● **Records to process**:
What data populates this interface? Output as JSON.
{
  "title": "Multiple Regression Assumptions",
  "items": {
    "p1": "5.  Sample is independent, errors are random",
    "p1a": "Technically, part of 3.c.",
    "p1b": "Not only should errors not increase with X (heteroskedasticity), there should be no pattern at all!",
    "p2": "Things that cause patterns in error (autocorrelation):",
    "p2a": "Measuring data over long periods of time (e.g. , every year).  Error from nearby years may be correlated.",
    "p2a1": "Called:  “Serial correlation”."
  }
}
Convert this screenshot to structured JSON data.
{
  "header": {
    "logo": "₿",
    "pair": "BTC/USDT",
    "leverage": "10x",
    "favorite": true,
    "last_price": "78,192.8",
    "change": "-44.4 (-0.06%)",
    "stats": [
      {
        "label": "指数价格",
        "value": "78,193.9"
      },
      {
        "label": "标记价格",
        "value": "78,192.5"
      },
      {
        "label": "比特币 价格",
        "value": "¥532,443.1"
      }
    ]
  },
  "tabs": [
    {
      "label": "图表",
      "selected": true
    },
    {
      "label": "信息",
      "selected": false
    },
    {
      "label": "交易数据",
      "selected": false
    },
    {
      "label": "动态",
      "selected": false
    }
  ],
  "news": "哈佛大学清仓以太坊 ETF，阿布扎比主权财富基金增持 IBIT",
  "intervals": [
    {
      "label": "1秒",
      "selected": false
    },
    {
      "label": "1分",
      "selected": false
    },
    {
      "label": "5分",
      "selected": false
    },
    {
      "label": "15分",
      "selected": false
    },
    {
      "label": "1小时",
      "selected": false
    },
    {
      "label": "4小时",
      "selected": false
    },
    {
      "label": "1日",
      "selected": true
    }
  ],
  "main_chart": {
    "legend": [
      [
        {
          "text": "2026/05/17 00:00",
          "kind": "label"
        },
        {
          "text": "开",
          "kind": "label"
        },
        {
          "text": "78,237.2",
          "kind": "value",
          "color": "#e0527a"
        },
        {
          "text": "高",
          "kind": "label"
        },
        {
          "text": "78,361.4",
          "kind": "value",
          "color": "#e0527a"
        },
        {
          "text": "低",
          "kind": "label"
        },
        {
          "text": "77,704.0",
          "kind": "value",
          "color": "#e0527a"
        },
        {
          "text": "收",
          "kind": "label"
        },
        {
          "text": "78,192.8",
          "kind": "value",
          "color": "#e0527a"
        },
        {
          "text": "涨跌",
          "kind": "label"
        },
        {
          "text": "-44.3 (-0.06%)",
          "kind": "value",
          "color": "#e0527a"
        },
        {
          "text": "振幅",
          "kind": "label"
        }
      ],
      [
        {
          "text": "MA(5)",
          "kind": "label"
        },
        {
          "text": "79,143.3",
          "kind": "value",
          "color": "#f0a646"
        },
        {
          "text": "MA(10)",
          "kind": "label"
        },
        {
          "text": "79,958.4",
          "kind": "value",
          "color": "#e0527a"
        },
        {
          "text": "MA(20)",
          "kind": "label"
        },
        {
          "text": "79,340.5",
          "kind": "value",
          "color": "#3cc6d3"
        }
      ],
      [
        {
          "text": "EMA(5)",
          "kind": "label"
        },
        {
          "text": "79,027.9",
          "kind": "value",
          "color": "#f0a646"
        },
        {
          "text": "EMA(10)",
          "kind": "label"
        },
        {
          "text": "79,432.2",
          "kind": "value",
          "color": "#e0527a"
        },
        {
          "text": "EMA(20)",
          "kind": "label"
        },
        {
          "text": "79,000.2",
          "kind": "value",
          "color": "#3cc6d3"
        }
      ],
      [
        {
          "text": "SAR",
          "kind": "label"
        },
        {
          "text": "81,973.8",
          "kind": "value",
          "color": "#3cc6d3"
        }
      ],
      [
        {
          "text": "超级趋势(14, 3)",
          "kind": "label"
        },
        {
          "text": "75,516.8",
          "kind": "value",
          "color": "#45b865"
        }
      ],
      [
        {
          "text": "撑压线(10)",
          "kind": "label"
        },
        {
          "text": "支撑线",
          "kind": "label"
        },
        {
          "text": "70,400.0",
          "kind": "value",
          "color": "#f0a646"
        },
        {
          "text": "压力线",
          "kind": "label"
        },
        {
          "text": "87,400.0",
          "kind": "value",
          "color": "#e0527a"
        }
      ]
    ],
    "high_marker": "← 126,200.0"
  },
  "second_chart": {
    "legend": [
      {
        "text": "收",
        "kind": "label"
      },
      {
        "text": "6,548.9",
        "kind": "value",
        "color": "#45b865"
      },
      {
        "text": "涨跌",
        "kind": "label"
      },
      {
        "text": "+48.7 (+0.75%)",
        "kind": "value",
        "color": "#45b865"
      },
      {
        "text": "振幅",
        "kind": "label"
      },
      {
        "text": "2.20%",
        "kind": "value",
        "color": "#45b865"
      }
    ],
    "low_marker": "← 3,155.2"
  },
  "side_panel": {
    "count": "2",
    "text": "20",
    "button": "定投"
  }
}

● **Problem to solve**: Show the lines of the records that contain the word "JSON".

● **Result of the exercise**:
What data populates this interface? Output as JSON.
Convert this screenshot to structured JSON data.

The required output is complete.